The reason for this is because, unlike in a typical Boston workers’ compensation case, there is no need to prove negligence. The system was purposely designed as no-fault system. This means that it makes no difference whether or not the employer was at-fault in causing the employee’s injuries, and he or she doesn’t get more money in workers’ compensation if that injury was caused by employer’s negligence. The only thing that matters is if the employee was injured on the job and that employee was actually an employee within the meaning of the statute, and that is partially what is at issue in this case.
In this case, the claimant was injured when an employee of the company opened a valve and hot steam, coke, and water came shooting out of the pipe, and claimant suffered severe burns on most of his body. Coke or petroleum coke is coal-like fuel derived from petroleum products and can be used in place of coal in some applications.
Following his injury, he applied for workers’ compensation benefits, and the company approved his claim. He then filed a lawsuit against his employer and the employee who he claimed opened the valve. His employer defended the case saying that workers’ compensation was the exclusive remedy. Summary judgment was granted, and the case was dismissed. He then appealed, and the court of appeals found that he was not a statutory employee and was not barred from suing the employer. This also means he was probably not entitled to workers’ compensation, but that claim was already paid. The reason the employer paid the workers’ compensation benefits in the first place was likely to avoid having to face a personal injury lawsuit. Employers would much rather have their workers’ compensation insurance company pay for medical expenses, lost wages, and the cost of rehabilitation than face a personal injury lawsuit where damages for pain and suffering also come into play. However, the workers’ compensation system also benefits the employees, because they do not have to prove negligence or wait as long for benefits.
If you or someone you love has been injured a Boston work accident, call for a free and confidential appointment at 1-888-367-2900.

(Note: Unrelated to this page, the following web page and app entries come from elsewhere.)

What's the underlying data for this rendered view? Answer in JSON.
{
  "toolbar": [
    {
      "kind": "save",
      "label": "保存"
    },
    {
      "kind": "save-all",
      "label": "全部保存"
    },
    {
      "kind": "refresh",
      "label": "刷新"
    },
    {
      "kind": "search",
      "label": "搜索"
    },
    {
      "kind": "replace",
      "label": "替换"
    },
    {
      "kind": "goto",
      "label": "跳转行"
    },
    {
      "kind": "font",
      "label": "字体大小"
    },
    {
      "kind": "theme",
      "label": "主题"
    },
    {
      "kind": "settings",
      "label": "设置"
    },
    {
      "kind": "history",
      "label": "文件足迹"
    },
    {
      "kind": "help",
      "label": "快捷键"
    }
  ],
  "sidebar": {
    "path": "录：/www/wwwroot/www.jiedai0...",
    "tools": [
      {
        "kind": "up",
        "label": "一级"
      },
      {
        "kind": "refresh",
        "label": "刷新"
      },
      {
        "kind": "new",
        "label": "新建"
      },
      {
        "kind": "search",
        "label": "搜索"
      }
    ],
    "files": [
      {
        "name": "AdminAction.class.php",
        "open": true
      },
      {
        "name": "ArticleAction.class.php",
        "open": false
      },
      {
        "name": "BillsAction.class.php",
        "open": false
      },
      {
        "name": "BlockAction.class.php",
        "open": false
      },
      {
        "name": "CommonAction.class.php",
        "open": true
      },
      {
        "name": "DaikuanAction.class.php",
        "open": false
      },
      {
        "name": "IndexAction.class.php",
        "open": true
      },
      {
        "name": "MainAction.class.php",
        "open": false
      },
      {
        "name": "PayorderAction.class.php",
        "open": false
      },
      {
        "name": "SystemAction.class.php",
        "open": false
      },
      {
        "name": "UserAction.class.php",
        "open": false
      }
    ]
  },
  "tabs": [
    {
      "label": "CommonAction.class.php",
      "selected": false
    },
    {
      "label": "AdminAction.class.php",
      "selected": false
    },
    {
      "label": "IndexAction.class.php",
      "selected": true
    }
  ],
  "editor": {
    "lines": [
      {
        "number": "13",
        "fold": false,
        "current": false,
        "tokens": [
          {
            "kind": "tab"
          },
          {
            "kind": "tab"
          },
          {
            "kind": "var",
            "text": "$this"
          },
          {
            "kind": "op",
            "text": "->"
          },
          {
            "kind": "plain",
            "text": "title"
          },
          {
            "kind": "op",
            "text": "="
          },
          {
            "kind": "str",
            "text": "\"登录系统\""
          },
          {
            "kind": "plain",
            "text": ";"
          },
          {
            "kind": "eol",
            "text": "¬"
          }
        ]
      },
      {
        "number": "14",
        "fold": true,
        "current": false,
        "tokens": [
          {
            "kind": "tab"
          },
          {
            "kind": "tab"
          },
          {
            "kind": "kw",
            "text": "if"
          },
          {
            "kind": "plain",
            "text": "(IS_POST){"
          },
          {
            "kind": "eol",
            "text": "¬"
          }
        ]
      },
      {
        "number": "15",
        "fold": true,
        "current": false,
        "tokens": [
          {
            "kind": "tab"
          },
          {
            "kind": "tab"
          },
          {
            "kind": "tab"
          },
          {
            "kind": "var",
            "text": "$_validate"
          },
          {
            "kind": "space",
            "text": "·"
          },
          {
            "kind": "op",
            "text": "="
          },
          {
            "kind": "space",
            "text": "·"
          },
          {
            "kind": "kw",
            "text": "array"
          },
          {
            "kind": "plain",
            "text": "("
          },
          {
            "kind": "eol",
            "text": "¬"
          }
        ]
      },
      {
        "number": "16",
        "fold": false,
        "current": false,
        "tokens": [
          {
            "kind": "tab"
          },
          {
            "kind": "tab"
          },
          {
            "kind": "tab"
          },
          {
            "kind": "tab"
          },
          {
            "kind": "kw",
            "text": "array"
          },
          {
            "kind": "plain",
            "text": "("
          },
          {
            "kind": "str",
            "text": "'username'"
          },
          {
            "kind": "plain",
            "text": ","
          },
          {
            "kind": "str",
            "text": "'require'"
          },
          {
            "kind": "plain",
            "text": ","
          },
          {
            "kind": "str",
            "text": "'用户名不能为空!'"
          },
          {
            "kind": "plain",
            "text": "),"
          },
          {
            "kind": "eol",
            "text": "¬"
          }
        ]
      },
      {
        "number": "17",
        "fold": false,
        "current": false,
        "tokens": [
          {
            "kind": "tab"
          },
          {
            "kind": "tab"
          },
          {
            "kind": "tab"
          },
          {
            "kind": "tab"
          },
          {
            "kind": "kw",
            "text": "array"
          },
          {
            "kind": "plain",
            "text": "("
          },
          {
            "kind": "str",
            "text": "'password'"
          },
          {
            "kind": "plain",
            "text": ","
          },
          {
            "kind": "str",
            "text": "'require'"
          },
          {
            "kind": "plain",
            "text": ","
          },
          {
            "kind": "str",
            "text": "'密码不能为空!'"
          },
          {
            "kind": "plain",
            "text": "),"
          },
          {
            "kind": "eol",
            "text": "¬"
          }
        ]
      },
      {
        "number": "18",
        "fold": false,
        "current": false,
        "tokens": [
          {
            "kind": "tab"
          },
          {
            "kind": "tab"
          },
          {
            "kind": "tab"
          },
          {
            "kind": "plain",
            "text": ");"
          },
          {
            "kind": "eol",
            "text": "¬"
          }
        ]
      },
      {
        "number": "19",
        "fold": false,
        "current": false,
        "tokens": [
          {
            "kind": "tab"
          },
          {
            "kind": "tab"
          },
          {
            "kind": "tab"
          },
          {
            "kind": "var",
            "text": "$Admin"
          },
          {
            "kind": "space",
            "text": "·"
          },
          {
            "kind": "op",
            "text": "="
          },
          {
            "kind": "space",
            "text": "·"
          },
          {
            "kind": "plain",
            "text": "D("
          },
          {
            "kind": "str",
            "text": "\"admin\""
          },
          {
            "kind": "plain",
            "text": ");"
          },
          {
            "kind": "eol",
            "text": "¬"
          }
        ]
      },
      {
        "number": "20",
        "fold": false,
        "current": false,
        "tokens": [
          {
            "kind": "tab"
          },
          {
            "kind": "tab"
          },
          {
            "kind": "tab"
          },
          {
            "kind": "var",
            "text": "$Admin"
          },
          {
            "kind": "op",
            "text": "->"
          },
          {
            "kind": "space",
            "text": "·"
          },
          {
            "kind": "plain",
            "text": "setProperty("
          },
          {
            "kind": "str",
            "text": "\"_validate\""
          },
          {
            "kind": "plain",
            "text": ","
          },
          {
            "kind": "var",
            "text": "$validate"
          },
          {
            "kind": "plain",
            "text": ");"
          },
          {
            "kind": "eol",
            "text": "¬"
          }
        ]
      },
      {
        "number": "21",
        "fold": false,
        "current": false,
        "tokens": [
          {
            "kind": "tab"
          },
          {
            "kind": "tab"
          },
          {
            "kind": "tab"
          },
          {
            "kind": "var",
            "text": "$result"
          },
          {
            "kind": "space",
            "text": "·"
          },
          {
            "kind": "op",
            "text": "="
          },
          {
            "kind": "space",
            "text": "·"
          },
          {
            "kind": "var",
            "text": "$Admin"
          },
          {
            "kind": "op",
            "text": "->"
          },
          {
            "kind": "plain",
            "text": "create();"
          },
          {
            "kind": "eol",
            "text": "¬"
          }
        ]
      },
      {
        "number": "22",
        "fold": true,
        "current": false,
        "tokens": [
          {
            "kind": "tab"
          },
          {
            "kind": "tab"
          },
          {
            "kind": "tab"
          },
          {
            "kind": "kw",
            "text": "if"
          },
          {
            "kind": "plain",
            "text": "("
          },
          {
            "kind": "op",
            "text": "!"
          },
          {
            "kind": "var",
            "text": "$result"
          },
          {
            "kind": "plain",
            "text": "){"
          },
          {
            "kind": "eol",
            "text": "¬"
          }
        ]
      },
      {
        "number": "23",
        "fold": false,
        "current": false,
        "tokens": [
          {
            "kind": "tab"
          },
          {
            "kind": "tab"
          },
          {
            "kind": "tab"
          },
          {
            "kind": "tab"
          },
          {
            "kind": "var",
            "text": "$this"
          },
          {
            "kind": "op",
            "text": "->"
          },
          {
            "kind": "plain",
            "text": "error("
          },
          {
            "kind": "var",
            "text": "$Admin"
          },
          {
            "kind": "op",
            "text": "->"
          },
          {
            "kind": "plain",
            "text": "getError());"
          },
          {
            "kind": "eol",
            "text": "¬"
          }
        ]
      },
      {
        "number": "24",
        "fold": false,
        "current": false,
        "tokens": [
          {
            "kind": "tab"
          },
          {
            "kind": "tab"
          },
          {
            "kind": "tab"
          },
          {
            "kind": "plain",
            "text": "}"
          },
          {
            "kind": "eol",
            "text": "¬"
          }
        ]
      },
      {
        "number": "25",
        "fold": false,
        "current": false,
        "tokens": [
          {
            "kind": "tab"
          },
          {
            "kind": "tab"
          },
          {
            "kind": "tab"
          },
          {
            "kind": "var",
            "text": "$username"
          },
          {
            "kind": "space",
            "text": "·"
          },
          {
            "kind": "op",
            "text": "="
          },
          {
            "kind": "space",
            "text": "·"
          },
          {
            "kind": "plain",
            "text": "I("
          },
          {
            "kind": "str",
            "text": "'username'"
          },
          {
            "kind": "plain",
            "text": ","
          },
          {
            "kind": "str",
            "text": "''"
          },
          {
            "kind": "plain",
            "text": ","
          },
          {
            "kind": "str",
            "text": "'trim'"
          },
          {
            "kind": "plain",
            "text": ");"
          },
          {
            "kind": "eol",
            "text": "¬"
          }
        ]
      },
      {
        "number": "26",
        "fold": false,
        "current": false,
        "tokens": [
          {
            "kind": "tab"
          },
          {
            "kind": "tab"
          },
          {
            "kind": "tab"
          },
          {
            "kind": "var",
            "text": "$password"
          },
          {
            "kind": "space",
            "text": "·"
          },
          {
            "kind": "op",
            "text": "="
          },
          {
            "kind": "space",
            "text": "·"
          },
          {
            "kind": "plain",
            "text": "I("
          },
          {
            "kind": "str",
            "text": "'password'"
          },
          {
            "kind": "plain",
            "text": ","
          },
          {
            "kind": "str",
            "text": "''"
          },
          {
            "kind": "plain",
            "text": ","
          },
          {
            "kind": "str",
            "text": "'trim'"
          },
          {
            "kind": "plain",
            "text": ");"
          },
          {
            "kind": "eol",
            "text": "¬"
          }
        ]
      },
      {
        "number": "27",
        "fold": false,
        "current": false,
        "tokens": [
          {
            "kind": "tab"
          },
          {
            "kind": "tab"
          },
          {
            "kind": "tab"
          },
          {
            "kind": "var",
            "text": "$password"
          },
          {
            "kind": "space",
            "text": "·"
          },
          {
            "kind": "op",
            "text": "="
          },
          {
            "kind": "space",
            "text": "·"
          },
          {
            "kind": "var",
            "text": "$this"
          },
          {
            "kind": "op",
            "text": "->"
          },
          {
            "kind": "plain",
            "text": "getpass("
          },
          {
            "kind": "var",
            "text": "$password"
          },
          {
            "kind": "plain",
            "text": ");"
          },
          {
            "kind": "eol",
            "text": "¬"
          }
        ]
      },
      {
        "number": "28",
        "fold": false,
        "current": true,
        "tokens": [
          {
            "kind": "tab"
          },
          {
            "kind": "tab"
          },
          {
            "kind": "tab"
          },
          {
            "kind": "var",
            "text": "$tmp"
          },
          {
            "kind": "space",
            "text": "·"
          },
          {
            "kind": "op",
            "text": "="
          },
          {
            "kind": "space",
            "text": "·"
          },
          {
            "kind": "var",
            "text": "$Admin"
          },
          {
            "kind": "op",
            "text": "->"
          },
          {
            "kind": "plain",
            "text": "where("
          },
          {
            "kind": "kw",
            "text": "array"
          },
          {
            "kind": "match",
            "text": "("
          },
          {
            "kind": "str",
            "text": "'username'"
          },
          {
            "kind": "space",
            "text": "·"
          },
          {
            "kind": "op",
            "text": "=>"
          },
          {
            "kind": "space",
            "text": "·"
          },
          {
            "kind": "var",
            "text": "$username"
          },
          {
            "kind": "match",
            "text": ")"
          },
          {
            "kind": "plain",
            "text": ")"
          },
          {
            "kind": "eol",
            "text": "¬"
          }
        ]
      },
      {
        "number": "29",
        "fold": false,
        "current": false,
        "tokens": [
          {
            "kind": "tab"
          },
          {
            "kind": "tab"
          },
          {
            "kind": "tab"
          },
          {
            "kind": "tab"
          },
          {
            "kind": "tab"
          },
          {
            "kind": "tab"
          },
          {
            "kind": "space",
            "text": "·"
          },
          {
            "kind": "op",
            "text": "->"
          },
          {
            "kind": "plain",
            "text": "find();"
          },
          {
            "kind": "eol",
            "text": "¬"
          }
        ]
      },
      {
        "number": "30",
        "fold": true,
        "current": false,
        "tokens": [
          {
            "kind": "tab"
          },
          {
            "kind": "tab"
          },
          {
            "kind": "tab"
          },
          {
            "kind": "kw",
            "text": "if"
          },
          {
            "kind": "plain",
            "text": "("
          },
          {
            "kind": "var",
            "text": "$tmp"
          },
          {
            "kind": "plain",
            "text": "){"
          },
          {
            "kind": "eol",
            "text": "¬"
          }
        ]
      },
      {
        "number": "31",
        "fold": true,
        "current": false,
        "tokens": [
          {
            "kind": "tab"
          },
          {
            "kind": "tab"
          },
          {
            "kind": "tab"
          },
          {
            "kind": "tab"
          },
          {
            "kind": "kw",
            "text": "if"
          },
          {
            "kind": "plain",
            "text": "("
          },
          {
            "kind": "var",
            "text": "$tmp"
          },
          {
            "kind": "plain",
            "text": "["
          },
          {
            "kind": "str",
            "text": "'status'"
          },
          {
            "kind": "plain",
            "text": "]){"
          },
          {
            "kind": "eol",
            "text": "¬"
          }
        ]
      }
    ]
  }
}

Thomas v. Chevron U.S.A., Inc., January 8, 2017, Supreme Court of Mississippi
More Blog Entries:
Scope of Employment in Workers’ Compensation Cases, March 29, 2016, Boston Workers’ Compensation Lawyer Blog